There seems to be paucity of research in South Africa on mathematics teachers' reflective practice. In order to study this phenomenon, the context of lesson study (in an adapted form) was introduced to five mathematics teachers in a rural school in the Free State. The purpose was to investigate their reflective practice whilst they collaboratively planned mathematics lessons and reflected on the teaching of the lessons. Data were obtained through interviews, video-recorded lesson observations, field notes taken during the lesson study group meetings and document analyses (lesson plans and reflective writings). The adapted lesson study context provided a safe space for teachers to reflect on their teaching and they reported an increase in self-knowledge and finding new ways of teaching mathematics to learners.

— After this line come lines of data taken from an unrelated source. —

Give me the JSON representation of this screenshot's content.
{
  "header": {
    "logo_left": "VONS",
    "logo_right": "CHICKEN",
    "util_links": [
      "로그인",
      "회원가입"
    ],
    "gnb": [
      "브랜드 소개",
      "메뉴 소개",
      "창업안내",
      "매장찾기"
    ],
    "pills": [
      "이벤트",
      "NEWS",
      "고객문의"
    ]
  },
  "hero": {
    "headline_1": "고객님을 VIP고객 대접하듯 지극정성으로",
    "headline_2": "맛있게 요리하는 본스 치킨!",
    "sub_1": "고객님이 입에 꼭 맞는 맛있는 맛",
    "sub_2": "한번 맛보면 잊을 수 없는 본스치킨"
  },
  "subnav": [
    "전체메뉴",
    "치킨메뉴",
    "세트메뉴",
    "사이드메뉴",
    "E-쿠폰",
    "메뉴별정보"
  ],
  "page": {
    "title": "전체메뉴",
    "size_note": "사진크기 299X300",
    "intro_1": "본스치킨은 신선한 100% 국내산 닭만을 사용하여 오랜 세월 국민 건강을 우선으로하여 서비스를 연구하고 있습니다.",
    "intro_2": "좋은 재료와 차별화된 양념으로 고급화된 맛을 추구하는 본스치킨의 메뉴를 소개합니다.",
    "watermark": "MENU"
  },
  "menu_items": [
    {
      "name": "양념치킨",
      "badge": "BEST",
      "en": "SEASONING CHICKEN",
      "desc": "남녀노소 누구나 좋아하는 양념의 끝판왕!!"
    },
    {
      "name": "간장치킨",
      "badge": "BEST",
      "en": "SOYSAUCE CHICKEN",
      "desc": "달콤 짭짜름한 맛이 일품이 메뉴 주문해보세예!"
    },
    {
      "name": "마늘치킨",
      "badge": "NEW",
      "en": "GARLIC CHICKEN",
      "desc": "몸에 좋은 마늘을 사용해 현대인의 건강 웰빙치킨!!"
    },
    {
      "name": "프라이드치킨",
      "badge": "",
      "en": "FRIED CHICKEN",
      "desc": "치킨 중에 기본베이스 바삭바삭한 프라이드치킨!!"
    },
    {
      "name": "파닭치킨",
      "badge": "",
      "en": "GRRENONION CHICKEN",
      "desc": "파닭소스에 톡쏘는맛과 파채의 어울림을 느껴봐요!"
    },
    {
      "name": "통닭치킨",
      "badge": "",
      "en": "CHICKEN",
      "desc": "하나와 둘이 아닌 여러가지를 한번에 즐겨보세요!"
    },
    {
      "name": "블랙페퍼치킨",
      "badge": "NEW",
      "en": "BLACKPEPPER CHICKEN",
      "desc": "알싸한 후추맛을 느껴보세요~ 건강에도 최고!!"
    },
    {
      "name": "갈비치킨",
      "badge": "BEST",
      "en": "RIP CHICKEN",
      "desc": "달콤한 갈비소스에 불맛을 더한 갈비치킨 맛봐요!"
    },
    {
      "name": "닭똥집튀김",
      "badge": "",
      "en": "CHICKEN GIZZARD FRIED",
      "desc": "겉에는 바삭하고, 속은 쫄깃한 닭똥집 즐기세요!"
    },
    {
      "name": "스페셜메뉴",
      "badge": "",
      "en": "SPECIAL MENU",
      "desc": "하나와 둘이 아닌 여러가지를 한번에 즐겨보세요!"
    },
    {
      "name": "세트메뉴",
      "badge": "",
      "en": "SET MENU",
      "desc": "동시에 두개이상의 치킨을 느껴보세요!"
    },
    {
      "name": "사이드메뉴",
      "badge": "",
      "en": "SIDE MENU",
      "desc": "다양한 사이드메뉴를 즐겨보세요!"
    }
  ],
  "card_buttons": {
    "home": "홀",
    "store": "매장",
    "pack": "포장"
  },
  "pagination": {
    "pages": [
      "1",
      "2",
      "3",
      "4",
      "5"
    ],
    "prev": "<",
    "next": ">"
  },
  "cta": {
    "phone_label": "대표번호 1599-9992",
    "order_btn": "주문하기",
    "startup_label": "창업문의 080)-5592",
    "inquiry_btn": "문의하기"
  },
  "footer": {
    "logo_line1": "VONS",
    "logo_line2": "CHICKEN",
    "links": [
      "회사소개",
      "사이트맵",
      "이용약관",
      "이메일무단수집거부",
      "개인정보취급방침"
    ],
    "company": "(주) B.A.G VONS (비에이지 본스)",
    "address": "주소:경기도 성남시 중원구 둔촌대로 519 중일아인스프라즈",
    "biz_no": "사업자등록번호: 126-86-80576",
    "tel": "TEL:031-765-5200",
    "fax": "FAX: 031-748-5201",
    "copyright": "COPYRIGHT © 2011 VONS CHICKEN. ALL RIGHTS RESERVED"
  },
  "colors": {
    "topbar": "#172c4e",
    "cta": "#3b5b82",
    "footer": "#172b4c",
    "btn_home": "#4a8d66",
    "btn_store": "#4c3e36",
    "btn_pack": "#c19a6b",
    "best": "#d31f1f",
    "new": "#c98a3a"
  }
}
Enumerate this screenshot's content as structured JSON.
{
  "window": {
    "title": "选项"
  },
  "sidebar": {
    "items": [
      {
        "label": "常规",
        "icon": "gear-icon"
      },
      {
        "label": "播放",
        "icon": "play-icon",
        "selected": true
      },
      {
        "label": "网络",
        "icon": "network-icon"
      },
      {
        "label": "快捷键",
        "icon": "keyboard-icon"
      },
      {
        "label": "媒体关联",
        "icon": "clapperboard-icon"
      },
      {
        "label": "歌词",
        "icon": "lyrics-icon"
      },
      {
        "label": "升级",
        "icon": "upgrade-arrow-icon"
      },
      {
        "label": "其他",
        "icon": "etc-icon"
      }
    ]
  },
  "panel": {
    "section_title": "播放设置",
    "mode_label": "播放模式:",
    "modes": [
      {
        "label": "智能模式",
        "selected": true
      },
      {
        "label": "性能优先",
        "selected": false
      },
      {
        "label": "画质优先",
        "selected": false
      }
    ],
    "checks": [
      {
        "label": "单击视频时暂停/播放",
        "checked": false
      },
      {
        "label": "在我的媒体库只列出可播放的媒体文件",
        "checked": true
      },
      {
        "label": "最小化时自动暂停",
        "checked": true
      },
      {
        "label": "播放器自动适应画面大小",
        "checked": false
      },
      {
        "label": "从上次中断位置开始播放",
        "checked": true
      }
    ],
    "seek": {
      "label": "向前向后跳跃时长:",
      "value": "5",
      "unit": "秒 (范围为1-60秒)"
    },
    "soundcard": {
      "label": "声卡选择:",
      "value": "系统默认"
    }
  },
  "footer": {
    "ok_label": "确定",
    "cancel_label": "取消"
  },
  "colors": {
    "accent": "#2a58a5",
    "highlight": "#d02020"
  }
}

This finding has some potential value for planning professional learning programmes in which teachers are encouraged to talk about their classroom experiences, share their joys and challenges with one another and strive to build a community of reflective practitioners to enhance their learners' understanding of mathematics.
Journal article: Mathematics teachers' reflective practice within the context of adapted lesson study http://t.co/oiGEMNom
"The Low Achievement Trap is an empirical study of student mathematics learning in Grade 6 classrooms that is unique in its focus on two school systems shaped by different political histories on either side of the Botswana-South Africa border. The study provides a detailed examination of the capacity of teachers - how they teach, how much they teach, and what they teach. Because of this wealth of detail, The Low Achievement Trap gives us much greater insight than previous research into why students seem to be making larger gains in the classrooms of South Eastern Botswana than in those of North West Province, South Africa. Rather than identifying a single major factor to explain this difference, the study finds that a composite of inter-related variables revolving around teachers’ mathematics knowledge and their capacity to teach mathematics are crucial to improving education in both regions. The message is a hopeful one: good teachers can make a difference in student learning."
I am a ICT/social media for teaching and learning activist, teacher trainer, maths enthusiast (taught maths for many years) and compulsive obsessive lifelong learner working hard to make the world a better connected place....
I am currently working on a mobile roll-out research project looking at how we can use mobile technologies to improve teaching and learning in rural contexts.